* **Exercise prompt**:
Everything in the listing should be copied exactly, save for the pictures.

* **Entries supplied**:
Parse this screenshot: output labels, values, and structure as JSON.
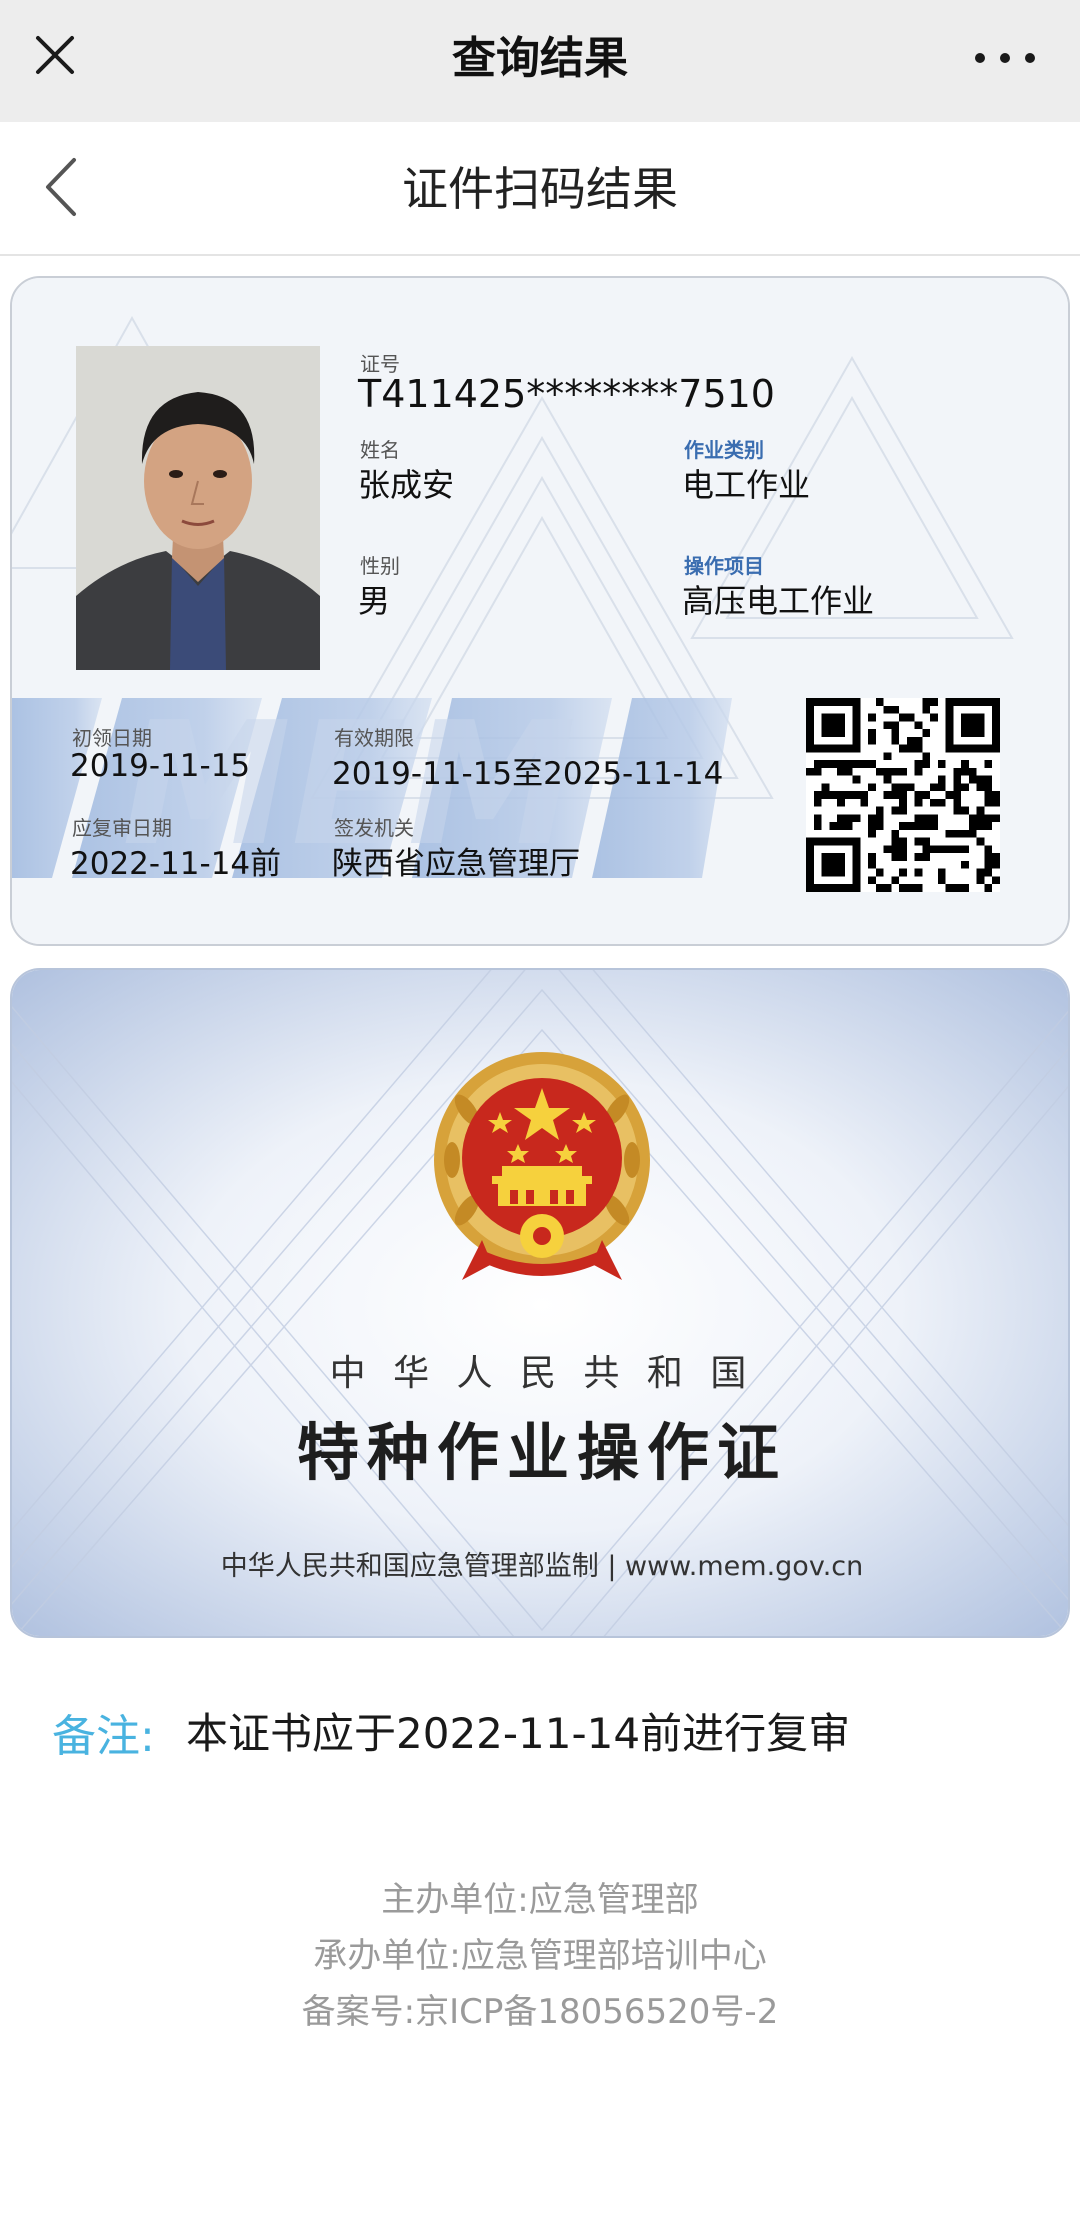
{
  "topbar": {
    "title": "查询结果",
    "close_icon": "close-icon",
    "more_icon": "more-dots-icon"
  },
  "subheader": {
    "title": "证件扫码结果",
    "back_icon": "chevron-left-icon"
  },
  "card_front": {
    "cert_no_label": "证号",
    "cert_no": "T411425********7510",
    "name_label": "姓名",
    "name": "张成安",
    "work_type_label": "作业类别",
    "work_type": "电工作业",
    "gender_label": "性别",
    "gender": "男",
    "item_label": "操作项目",
    "item": "高压电工作业",
    "first_date_label": "初领日期",
    "first_date": "2019-11-15",
    "valid_label": "有效期限",
    "valid": "2019-11-15至2025-11-14",
    "review_label": "应复审日期",
    "review": "2022-11-14前",
    "issuer_label": "签发机关",
    "issuer": "陕西省应急管理厅",
    "emblem_text": "MEM"
  },
  "card_back": {
    "country": "中 华 人 民 共 和 国",
    "cert_title": "特种作业操作证",
    "supervision": "中华人民共和国应急管理部监制 | www.mem.gov.cn"
  },
  "note": {
    "label": "备注:",
    "text": "本证书应于2022-11-14前进行复审"
  },
  "footer": {
    "host": "主办单位:应急管理部",
    "organizer": "承办单位:应急管理部培训中心",
    "icp": "备案号:京ICP备18056520号-2"
  },
  "colors": {
    "topbar_bg": "#ededed",
    "note_label": "#49b3e0",
    "field_label_blue": "#3a6db0",
    "footer_text": "#9a9a9a"
  }
}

* **Answer section**:
Parse this screenshot: output labels, values, and structure as JSON.
{
  "topbar": {
    "title": "查询结果",
    "close_icon": "close-icon",
    "more_icon": "more-dots-icon"
  },
  "subheader": {
    "title": "证件扫码结果",
    "back_icon": "chevron-left-icon"
  },
  "card_front": {
    "cert_no_label": "证号",
    "cert_no": "T411425********7510",
    "name_label": "姓名",
    "name": "张成安",
    "work_type_label": "作业类别",
    "work_type": "电工作业",
    "gender_label": "性别",
    "gender": "男",
    "item_label": "操作项目",
    "item": "高压电工作业",
    "first_date_label": "初领日期",
    "first_date": "2019-11-15",
    "valid_label": "有效期限",
    "valid": "2019-11-15至2025-11-14",
    "review_label": "应复审日期",
    "review": "2022-11-14前",
    "issuer_label": "签发机关",
    "issuer": "陕西省应急管理厅",
    "emblem_text": "MEM"
  },
  "card_back": {
    "country": "中 华 人 民 共 和 国",
    "cert_title": "特种作业操作证",
    "supervision": "中华人民共和国应急管理部监制 | www.mem.gov.cn"
  },
  "note": {
    "label": "备注:",
    "text": "本证书应于2022-11-14前进行复审"
  },
  "footer": {
    "host": "主办单位:应急管理部",
    "organizer": "承办单位:应急管理部培训中心",
    "icp": "备案号:京ICP备18056520号-2"
  },
  "colors": {
    "topbar_bg": "#ededed",
    "note_label": "#49b3e0",
    "field_label_blue": "#3a6db0",
    "footer_text": "#9a9a9a"
  }
}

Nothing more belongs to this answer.